In essence, decoding whiskey tasting notes is akin to learning a new language—one that’s spoken through the senses. As I explore the diversity of whiskey expressions, I’m always excited to add new words to my flavor vocabulary and share this enriched experience with fellow enthusiasts.

Elevating Your Whiskey Tasting Experience: Tips and Techniques

When you embark on the journey through the diverse world of whiskey, your aim is not just to taste but to fully experience each dram. Tasting whiskey is an art, and it’s enhanced by employing some key techniques.

One fundamental step is to use the right glassware. The design of a glass can significantly affect the nosing and palate of whiskey. I strongly recommend a tulip-shaped glass like the Glencairn, which concentrates the aromas and flavors, making it easier for you to dissect them.

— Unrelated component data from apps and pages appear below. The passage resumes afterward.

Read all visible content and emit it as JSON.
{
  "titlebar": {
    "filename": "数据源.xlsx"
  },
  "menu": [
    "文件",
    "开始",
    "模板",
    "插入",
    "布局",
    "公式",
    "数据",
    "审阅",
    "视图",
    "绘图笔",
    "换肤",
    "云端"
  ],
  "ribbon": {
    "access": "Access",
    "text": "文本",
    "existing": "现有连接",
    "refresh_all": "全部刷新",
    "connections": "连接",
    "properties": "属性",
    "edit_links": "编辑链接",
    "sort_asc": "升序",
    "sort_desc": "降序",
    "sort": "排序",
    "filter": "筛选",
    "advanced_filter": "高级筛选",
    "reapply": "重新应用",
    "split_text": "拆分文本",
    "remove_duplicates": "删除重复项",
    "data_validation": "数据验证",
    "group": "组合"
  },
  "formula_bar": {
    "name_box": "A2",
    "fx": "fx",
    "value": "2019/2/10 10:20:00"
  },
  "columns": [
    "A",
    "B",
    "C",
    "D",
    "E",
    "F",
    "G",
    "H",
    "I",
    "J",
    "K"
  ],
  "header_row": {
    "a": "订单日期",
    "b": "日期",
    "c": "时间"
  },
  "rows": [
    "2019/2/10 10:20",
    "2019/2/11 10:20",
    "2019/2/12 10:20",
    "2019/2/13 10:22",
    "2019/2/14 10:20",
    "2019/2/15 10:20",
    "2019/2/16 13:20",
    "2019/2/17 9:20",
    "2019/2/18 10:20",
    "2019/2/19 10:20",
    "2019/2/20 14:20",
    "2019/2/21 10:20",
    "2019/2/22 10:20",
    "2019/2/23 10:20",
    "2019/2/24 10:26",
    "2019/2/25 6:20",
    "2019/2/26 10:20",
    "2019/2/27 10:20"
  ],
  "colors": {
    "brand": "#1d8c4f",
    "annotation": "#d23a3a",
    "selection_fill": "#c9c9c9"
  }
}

Whisky Magazine provides a great guide on choosing the appropriate glassware for the ultimate tasting experience.

Before you sip, take the time to appreciate the nose of the whiskey, which means to smell it. About 80% of what we experience as flavor comes from our sense of smell. Nosing aids in identifying the subtle notes, from the smokiness of peat to the sweetness of caramel. Swirl the glass gently to release additional aromas, and be patient — let the whiskey tell its story. MasterClass offers insights into the nosing technique employed by seasoned tasters.

As you taste, let the whiskey coat your palate. This means taking a small sip and allowing it to linger in your mouth. This technique helps in picking up the hidden notes that might be overpowered by the more prominent flavors on a quick sip. Moreover, it’s not just about taste — texture speaks volumes about quality and craft.

To elevate your palate knowledge, keep a tasting journal. Documenting your experiences with different brands and expressions develops your understanding and memory of flavors. It’s recommended to note the aroma, taste, mouthfeel, and aftertaste. Resources like Distiller can be helpful as a reference when you’re starting to build your own lexicon of tasting notes.

Finally, don’t shy away from adding water or ice. A few drops of water can open up a whiskey, making it softer and often revealing nuances that were previously undetected. It’s a practice even professional tasters implement, and sites like The Whiskey Wash explore the science behind this technique.


Frequently Asked Questions

What are whiskey tasting notes?

Whiskey tasting notes are descriptors used to communicate the flavors, aromas, and sensory characteristics experienced when tasting whiskey. They provide insight into the whiskey’s profile and can range from woody and sweet to fruity and smoky.

How do aging and barrels affect whiskey flavor?

Aging whiskey in charred oak barrels imparts woody and sweet notes, as the wood interacts with the whiskey over time, influencing its taste and aroma through processes such as oxidation and infusion of compounds like vanillin.

Can the grain or yeast influence whiskey flavors?

Yes, the type of grain used in making whiskey and the distillery’s choice of yeast strain can both contribute to the final flavor profile, introducing fruity notes and other distinct characteristics like bread or nuttiness.

What do flavors like smoke and peat indicate?

Flavors like smoke, peat, or sea brine typically indicate that the whiskey comes from specific regions known for these profiles, such as Islay in Scotland, where peat is commonly used in the malting process.

Why is understanding whiskey tasting notes important?

Understanding whiskey tasting notes is important for appreciating the complexities of whiskey, identifying personal preferences, and gaining insights into how various elements such as aging and regional characteristics influence the flavor.

What are some tips for enhancing whiskey tasting?

To enhance whiskey tasting, use proper glassware, take time to appreciate the nose, let the whiskey coat the palate, maintain a tasting journal for notes, and consider adding water or ice to open up different flavors.

How is learning whiskey tasting notes like learning a new language?

Learning whiskey tasting notes is like learning a new language because it involves understanding a set of terms and descriptors that communicate sensory experiences, enabling whiskey enthusiasts to discuss and share their tasting observations effectively.